- _Task objective_: Tally the lines of these entries that include "screenshot"; respond with only that tally.

- _Stored data_:
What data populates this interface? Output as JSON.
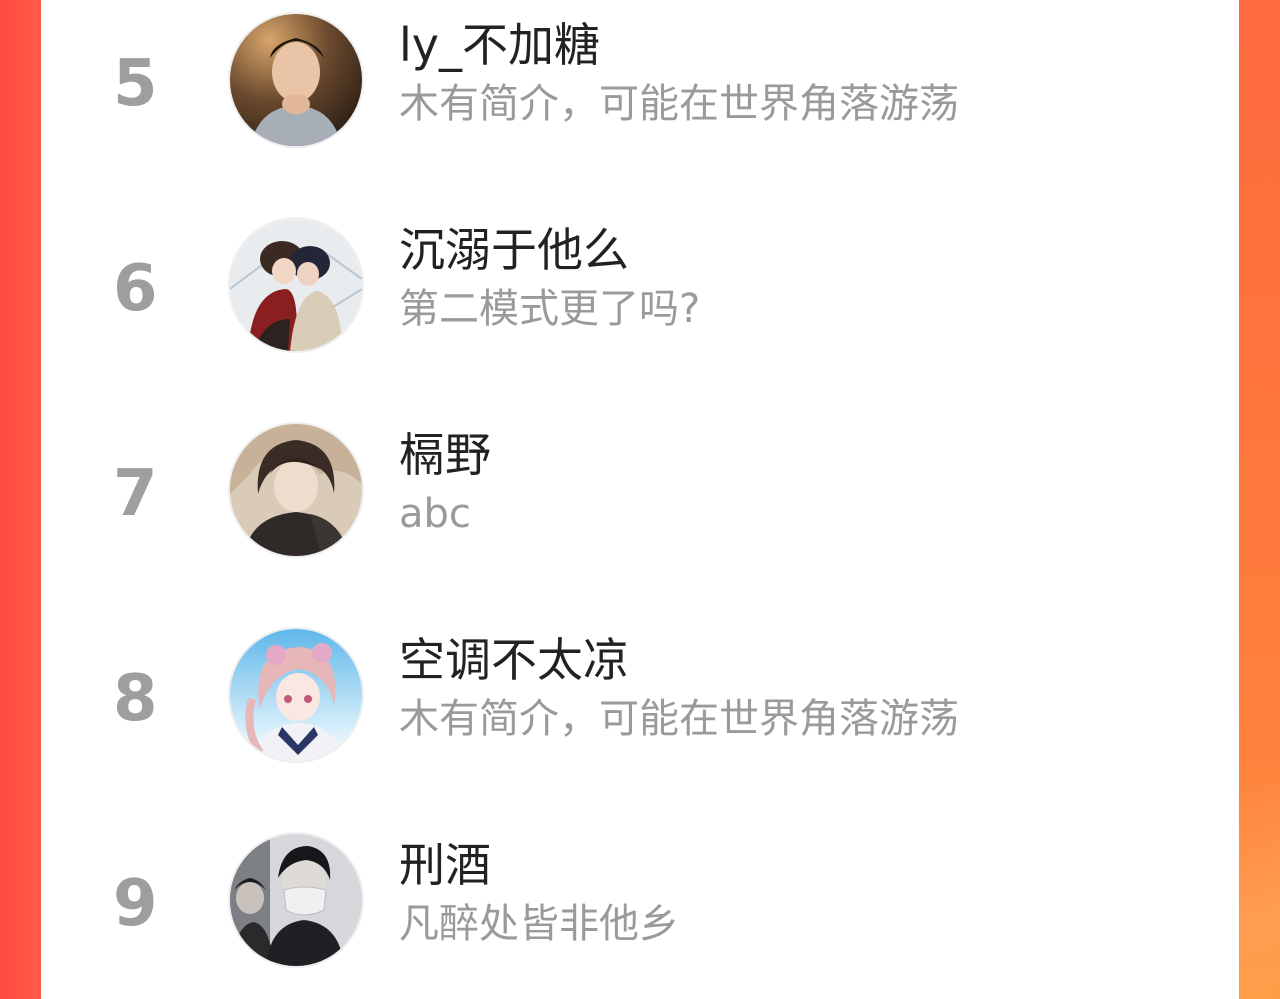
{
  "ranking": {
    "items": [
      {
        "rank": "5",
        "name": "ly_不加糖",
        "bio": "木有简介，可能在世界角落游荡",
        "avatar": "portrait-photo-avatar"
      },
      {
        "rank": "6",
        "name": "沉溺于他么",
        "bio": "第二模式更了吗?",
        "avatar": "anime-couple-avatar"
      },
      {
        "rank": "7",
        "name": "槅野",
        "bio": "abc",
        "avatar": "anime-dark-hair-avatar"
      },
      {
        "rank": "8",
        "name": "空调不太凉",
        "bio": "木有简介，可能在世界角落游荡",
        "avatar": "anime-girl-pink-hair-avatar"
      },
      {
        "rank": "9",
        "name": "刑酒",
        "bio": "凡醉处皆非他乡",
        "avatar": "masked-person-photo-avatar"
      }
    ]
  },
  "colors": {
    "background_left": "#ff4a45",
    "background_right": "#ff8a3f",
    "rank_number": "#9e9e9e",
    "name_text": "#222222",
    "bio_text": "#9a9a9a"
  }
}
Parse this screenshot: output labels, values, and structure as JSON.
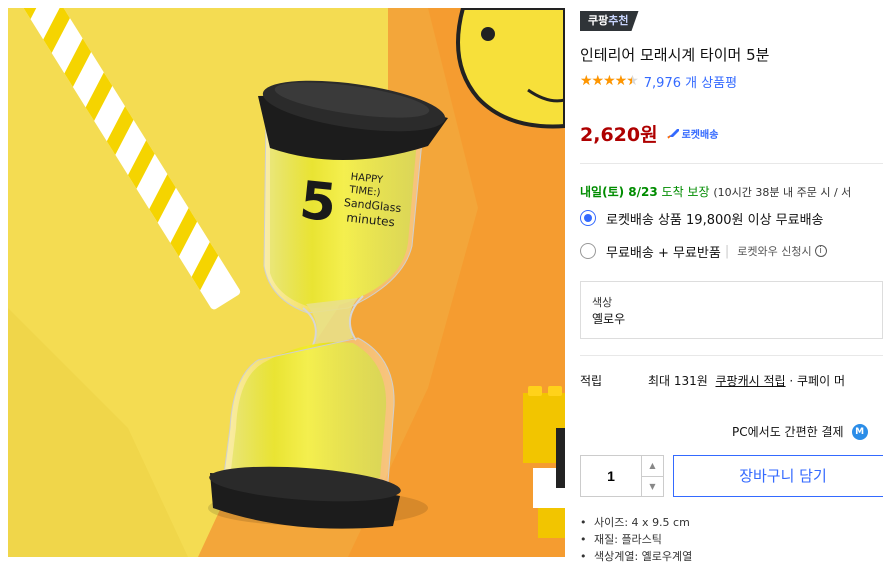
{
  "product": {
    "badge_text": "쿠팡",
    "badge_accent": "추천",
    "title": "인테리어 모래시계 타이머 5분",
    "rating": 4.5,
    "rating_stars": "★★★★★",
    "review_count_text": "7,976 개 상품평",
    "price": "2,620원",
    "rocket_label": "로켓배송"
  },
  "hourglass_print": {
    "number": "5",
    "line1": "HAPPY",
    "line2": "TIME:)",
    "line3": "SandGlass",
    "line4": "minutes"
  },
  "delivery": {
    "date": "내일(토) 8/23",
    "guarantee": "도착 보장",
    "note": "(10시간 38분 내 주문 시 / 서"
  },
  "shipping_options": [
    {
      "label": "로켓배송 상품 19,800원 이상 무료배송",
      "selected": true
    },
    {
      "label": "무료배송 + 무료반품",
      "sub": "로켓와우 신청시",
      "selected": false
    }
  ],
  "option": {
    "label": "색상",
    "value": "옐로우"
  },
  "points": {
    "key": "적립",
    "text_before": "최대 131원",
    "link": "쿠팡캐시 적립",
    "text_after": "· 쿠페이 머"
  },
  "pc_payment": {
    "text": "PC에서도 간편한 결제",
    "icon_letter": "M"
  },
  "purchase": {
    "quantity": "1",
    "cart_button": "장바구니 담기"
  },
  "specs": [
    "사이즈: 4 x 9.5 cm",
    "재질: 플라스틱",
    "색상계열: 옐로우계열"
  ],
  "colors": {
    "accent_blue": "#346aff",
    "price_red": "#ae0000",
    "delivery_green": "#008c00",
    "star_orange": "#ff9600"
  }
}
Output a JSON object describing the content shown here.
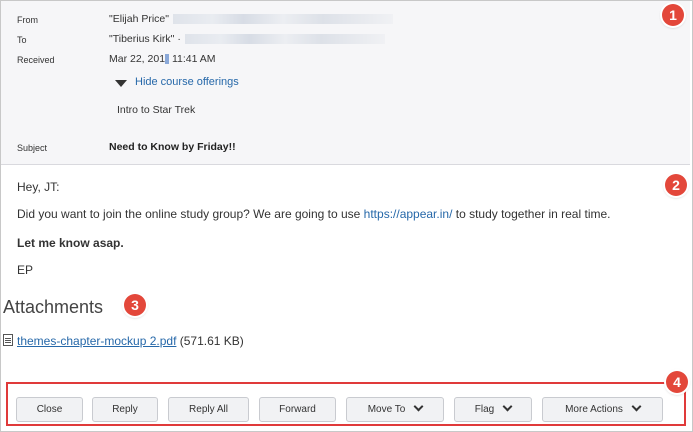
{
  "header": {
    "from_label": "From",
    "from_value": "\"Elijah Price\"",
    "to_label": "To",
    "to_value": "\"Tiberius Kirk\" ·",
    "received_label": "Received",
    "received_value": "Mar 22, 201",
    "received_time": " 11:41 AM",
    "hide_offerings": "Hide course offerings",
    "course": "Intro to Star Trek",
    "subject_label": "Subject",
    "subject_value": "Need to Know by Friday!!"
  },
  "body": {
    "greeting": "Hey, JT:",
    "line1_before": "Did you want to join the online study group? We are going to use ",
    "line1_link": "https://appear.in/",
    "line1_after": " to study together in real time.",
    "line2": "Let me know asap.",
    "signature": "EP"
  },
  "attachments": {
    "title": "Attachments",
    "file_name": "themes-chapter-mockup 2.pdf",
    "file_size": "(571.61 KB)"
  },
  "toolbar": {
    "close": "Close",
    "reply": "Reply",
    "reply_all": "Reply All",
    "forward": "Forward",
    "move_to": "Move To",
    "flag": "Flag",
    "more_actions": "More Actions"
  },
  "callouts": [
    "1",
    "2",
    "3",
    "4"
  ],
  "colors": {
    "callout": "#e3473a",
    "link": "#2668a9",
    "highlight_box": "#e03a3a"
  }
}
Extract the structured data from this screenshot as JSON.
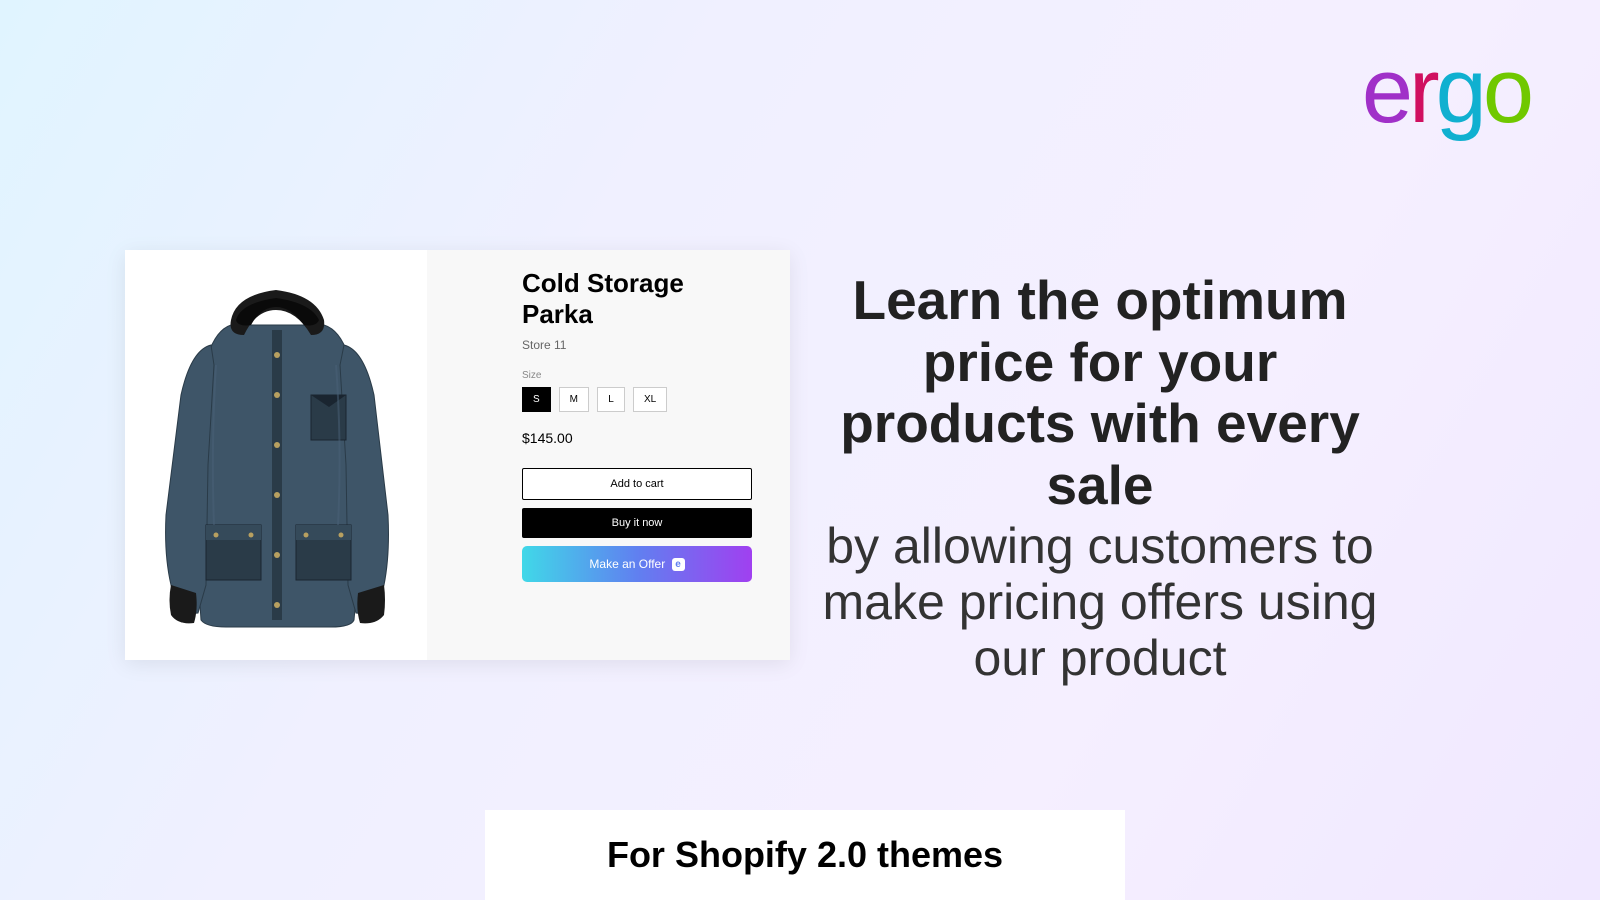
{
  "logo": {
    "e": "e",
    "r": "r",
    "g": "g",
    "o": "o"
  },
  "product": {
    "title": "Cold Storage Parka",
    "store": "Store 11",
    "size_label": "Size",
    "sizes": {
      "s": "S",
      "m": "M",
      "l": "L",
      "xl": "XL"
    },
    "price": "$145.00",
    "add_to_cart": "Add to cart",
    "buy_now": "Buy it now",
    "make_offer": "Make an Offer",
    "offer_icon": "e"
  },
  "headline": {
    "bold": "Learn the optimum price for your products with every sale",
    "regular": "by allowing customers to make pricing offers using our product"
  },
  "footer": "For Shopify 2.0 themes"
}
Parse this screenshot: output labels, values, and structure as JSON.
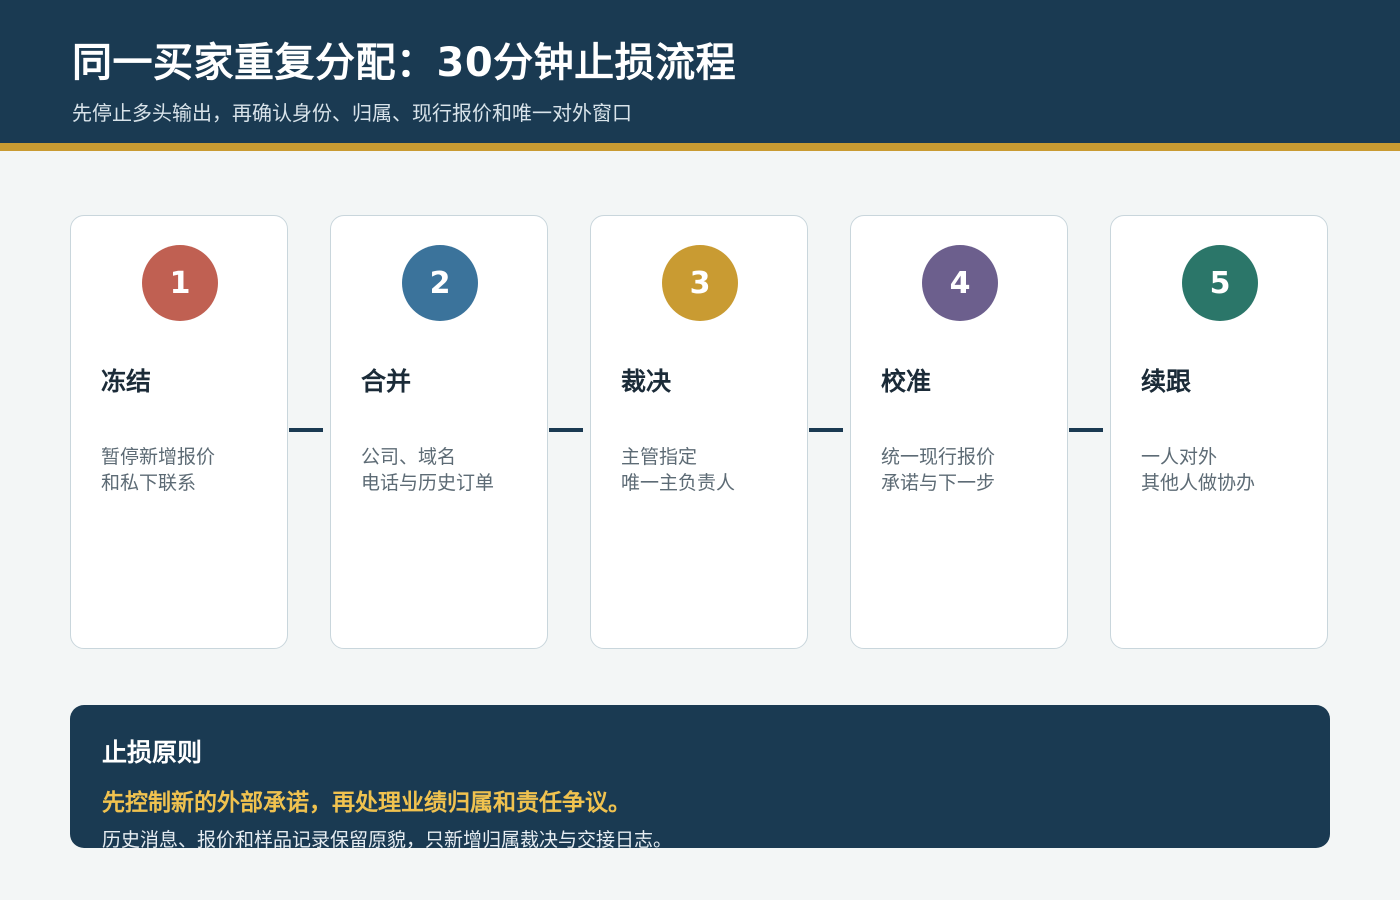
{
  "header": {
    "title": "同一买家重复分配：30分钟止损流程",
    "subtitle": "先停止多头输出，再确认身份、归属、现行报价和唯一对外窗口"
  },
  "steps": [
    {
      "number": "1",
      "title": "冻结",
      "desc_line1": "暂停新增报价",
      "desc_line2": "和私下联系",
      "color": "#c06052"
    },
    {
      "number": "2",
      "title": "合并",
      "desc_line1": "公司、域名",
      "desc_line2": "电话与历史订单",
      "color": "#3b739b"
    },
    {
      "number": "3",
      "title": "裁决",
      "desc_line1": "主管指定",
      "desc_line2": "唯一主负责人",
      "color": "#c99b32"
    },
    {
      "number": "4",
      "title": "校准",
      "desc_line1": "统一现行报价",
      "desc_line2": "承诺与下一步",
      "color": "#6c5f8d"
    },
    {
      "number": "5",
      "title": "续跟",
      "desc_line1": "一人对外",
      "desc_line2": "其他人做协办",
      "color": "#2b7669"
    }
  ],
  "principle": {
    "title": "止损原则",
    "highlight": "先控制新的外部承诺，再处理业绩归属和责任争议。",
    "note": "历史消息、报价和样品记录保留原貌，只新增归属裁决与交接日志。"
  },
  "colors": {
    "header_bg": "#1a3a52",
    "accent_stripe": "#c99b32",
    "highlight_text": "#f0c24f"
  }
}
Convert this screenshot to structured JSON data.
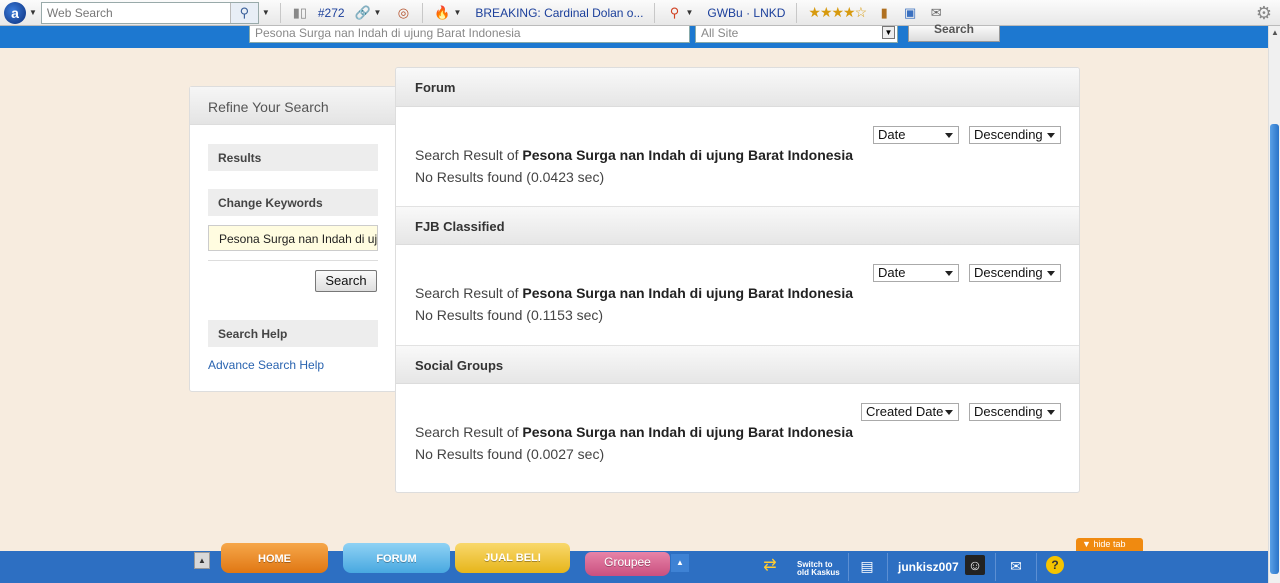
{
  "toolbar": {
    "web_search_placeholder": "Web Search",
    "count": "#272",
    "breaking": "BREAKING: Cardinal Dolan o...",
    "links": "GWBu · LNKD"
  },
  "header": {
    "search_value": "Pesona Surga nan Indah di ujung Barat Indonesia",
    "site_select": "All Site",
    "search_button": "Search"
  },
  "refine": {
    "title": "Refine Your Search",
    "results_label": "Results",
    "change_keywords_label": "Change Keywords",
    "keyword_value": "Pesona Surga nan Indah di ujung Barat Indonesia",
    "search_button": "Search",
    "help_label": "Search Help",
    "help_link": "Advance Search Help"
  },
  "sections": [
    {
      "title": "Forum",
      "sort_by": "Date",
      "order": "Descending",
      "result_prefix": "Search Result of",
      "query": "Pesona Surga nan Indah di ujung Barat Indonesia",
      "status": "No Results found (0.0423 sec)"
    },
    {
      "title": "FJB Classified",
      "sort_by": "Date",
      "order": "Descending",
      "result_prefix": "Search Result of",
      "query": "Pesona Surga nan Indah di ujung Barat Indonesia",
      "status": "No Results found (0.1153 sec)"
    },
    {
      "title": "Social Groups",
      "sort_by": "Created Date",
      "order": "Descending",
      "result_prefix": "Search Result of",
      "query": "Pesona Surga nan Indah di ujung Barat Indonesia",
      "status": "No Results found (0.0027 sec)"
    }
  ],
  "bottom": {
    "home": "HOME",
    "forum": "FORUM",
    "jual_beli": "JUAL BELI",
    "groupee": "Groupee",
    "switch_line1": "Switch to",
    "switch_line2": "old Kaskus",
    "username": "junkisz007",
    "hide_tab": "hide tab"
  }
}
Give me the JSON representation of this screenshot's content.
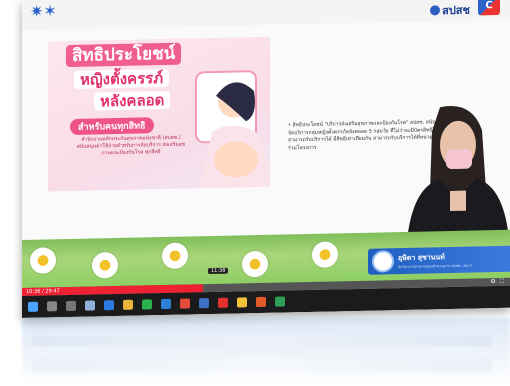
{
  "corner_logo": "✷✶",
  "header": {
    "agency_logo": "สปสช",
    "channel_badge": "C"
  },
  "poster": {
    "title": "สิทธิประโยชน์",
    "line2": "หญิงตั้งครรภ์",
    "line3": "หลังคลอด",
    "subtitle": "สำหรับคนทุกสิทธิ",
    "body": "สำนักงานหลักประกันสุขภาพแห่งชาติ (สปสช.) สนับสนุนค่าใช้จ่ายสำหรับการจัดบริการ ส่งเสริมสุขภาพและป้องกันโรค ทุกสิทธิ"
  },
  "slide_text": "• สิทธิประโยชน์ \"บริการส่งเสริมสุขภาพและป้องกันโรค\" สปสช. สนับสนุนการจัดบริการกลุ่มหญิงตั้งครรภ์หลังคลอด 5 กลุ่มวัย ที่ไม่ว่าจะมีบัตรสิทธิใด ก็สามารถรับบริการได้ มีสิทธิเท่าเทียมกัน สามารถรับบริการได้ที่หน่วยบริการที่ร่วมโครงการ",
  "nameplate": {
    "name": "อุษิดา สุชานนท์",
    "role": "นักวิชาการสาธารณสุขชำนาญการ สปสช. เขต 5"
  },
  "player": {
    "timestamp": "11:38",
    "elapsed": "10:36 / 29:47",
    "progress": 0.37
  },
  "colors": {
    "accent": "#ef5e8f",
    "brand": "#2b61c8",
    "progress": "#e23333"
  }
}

- _Reply_: 5